  title = {An adaptive, multivariate partitioning algorithm for global optimization of nonconvex programs},
  author = {Nagarajan, Harsha and Lu, Mowen and Wang, Site and Bent, Russell and Sundar, Kaarthik},
  journal = {Journal of Global Optimization},
  year = {2019},
  issn = {1573-2916},
  doi = {10.1007/s10898-018-00734-1},
}

@inproceedings{alpine_CP2016,
  title = {Tightening {McCormick} relaxations for nonlinear programs via dynamic multivariate partitioning},
  author = {Nagarajan, Harsha and Lu, Mowen and Yamangil, Emre and Bent, Russell},
  booktitle = {International Conference on Principles and Practice of Constraint Programming},
  pages = {369--387},
  year = {2016},
  organization = {Springer},
  doi = {10.1007/978-3-319-44953-1_24},
}

If you find the underlying piecewise polyhedral formulations implemented in Alpine useful in your work, we kindly request that you cite the following papers (link-1, link-2):

@article{alpine_ORL2021,
  title = {Piecewise polyhedral formulations for a multilinear term},
  author = {Sundar, Kaarthik and Nagarajan, Harsha and Linderoth, Jeff and Wang, Site and Bent, Russell},
  journal = {Operations Research Letters},
  volume = {49},
  number = {1},
  pages = {144--149},
  year = {2021},
  publisher = {Elsevier}
}

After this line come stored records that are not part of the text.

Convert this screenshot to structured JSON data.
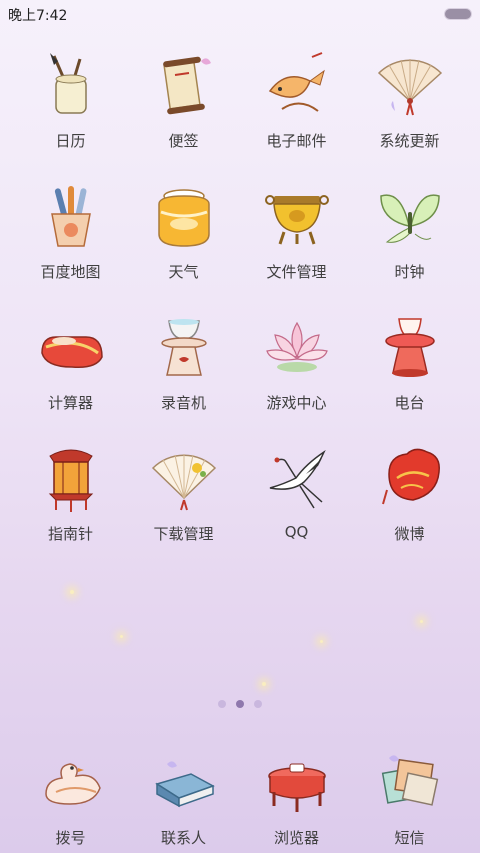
{
  "status_bar": {
    "time": "晚上7:42"
  },
  "apps": [
    {
      "label": "日历",
      "icon": "brush-pot-icon"
    },
    {
      "label": "便签",
      "icon": "scroll-icon"
    },
    {
      "label": "电子邮件",
      "icon": "koi-fish-icon"
    },
    {
      "label": "系统更新",
      "icon": "folding-fan-icon"
    },
    {
      "label": "百度地图",
      "icon": "scroll-vase-icon"
    },
    {
      "label": "天气",
      "icon": "porcelain-jar-icon"
    },
    {
      "label": "文件管理",
      "icon": "bronze-cauldron-icon"
    },
    {
      "label": "时钟",
      "icon": "butterfly-icon"
    },
    {
      "label": "计算器",
      "icon": "embroidered-shoe-icon"
    },
    {
      "label": "录音机",
      "icon": "teacup-stand-icon"
    },
    {
      "label": "游戏中心",
      "icon": "lotus-icon"
    },
    {
      "label": "电台",
      "icon": "red-lantern-stand-icon"
    },
    {
      "label": "指南针",
      "icon": "palace-lantern-icon"
    },
    {
      "label": "下载管理",
      "icon": "painted-fan-icon"
    },
    {
      "label": "QQ",
      "icon": "crane-icon"
    },
    {
      "label": "微博",
      "icon": "red-pouch-icon"
    }
  ],
  "pager": {
    "pages": 3,
    "active": 2
  },
  "dock": [
    {
      "label": "拨号",
      "icon": "mandarin-duck-icon"
    },
    {
      "label": "联系人",
      "icon": "book-icon"
    },
    {
      "label": "浏览器",
      "icon": "red-table-icon"
    },
    {
      "label": "短信",
      "icon": "letters-icon"
    }
  ],
  "colors": {
    "accent": "#8f78ad",
    "background_top": "#f6f1fb",
    "background_bottom": "#dccbeb"
  }
}
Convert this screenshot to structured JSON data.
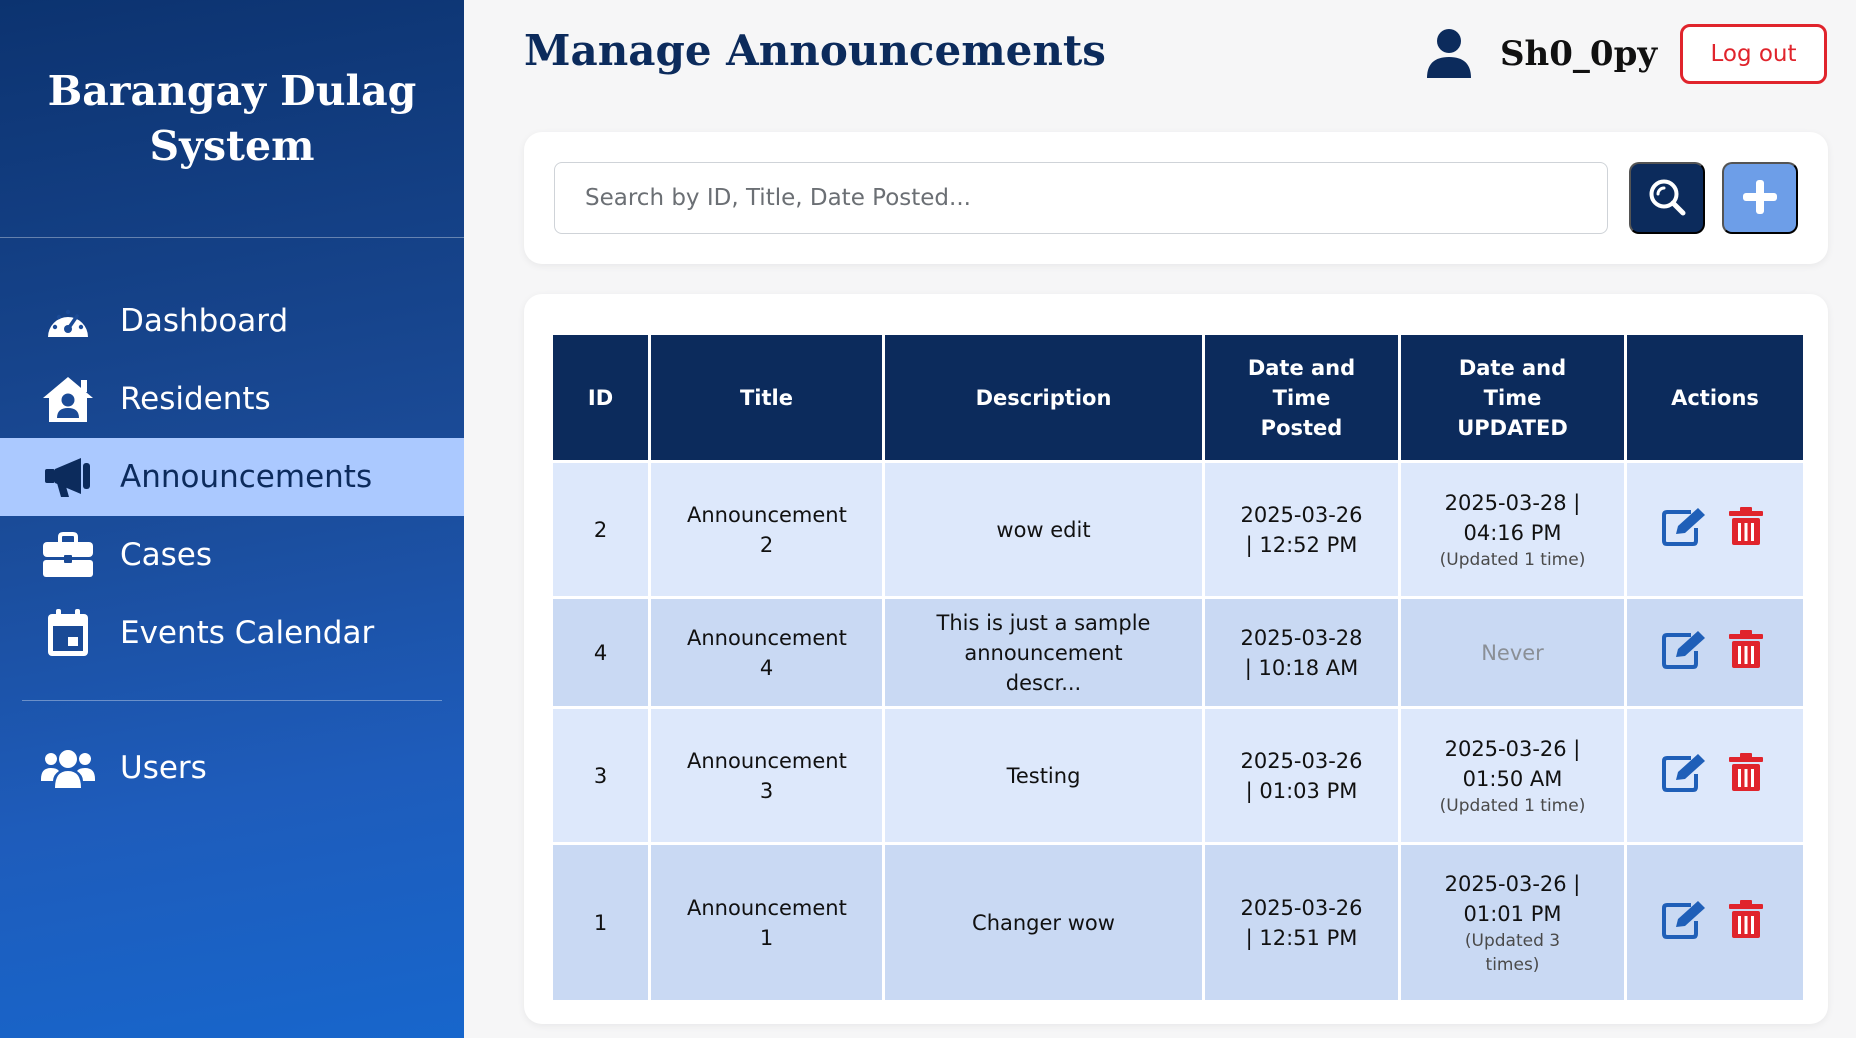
{
  "sidebar": {
    "brand": "Barangay Dulag System",
    "items": [
      {
        "label": "Dashboard",
        "icon": "gauge-icon",
        "active": false
      },
      {
        "label": "Residents",
        "icon": "house-user-icon",
        "active": false
      },
      {
        "label": "Announcements",
        "icon": "megaphone-icon",
        "active": true
      },
      {
        "label": "Cases",
        "icon": "briefcase-icon",
        "active": false
      },
      {
        "label": "Events Calendar",
        "icon": "calendar-icon",
        "active": false
      }
    ],
    "secondary_items": [
      {
        "label": "Users",
        "icon": "users-icon",
        "active": false
      }
    ]
  },
  "header": {
    "title": "Manage Announcements",
    "username": "Sh0_0py",
    "user_icon": "user-icon",
    "logout_label": "Log out"
  },
  "search": {
    "placeholder": "Search by ID, Title, Date Posted...",
    "value": "",
    "search_icon": "search-icon",
    "add_icon": "plus-icon"
  },
  "table": {
    "headers": [
      "ID",
      "Title",
      "Description",
      "Date and Time Posted",
      "Date and Time UPDATED",
      "Actions"
    ],
    "rows": [
      {
        "id": "2",
        "title": "Announcement 2",
        "description": "wow edit",
        "posted": "2025-03-26 | 12:52 PM",
        "updated": "2025-03-28 | 04:16 PM",
        "updated_note": "(Updated 1 time)"
      },
      {
        "id": "4",
        "title": "Announcement 4",
        "description": "This is just a sample announcement descr...",
        "posted": "2025-03-28 | 10:18 AM",
        "updated": "Never",
        "updated_note": ""
      },
      {
        "id": "3",
        "title": "Announcement 3",
        "description": "Testing",
        "posted": "2025-03-26 | 01:03 PM",
        "updated": "2025-03-26 | 01:50 AM",
        "updated_note": "(Updated 1 time)"
      },
      {
        "id": "1",
        "title": "Announcement 1",
        "description": "Changer wow",
        "posted": "2025-03-26 | 12:51 PM",
        "updated": "2025-03-26 | 01:01 PM",
        "updated_note": "(Updated 3 times)"
      }
    ]
  },
  "colors": {
    "navy": "#0c2b5c",
    "active_nav_bg": "#abc9ff",
    "logout_red": "#e0242c",
    "add_button_blue": "#6d9ee8",
    "delete_red": "#e0242c",
    "edit_blue": "#1f5fb8"
  }
}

@article{alpine_OptOnline2022,
  title={Piecewise Polyhedral Relaxations of Multilinear Optimization},
  author={Kim, Jongeun and Richard, Jean-Philippe P. and Tawarmalani, Mohit},
  eprinttype={Optimization Online},
  date={2022}
}